◆ **TRY IT**:
Using the listing below, print the line that contains "What data populates" and each line after it, exactly as shown, through the final one.

◆ **RECORDS PROVIDED**:
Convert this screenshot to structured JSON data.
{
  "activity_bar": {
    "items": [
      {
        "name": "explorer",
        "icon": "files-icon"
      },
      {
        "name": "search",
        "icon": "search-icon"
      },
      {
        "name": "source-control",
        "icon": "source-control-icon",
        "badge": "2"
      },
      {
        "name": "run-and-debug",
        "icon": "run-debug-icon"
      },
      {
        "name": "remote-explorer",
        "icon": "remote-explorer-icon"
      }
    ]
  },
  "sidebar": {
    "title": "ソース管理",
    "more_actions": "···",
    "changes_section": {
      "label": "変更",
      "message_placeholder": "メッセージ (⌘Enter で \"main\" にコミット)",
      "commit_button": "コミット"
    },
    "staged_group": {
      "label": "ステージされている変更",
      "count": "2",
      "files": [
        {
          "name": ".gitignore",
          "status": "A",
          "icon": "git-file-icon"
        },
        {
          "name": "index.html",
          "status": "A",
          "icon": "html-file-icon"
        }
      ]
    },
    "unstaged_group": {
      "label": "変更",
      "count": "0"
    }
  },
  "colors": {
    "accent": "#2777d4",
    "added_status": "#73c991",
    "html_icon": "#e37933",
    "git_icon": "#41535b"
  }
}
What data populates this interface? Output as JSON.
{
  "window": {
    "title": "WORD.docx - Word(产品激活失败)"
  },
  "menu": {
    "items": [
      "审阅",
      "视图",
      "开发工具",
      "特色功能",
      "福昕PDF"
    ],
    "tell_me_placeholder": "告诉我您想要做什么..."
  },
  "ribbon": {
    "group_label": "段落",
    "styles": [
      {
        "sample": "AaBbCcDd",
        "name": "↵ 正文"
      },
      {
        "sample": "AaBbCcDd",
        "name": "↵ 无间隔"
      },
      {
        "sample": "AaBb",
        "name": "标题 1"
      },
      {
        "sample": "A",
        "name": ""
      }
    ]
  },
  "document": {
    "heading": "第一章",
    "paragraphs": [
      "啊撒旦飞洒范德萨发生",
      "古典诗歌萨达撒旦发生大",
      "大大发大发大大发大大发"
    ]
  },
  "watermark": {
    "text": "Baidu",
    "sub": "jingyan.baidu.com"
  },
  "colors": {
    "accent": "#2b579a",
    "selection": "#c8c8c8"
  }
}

◆ **TASK OUTPUT**:
What data populates this interface? Output as JSON.
{
  "window": {
    "title": "WORD.docx - Word(产品激活失败)"
  },
  "menu": {
    "items": [
      "审阅",
      "视图",
      "开发工具",
      "特色功能",
      "福昕PDF"
    ],
    "tell_me_placeholder": "告诉我您想要做什么..."
  },
  "ribbon": {
    "group_label": "段落",
    "styles": [
      {
        "sample": "AaBbCcDd",
        "name": "↵ 正文"
      },
      {
        "sample": "AaBbCcDd",
        "name": "↵ 无间隔"
      },
      {
        "sample": "AaBb",
        "name": "标题 1"
      },
      {
        "sample": "A",
        "name": ""
      }
    ]
  },
  "document": {
    "heading": "第一章",
    "paragraphs": [
      "啊撒旦飞洒范德萨发生",
      "古典诗歌萨达撒旦发生大",
      "大大发大发大大发大大发"
    ]
  },
  "watermark": {
    "text": "Baidu",
    "sub": "jingyan.baidu.com"
  },
  "colors": {
    "accent": "#2b579a",
    "selection": "#c8c8c8"
  }
}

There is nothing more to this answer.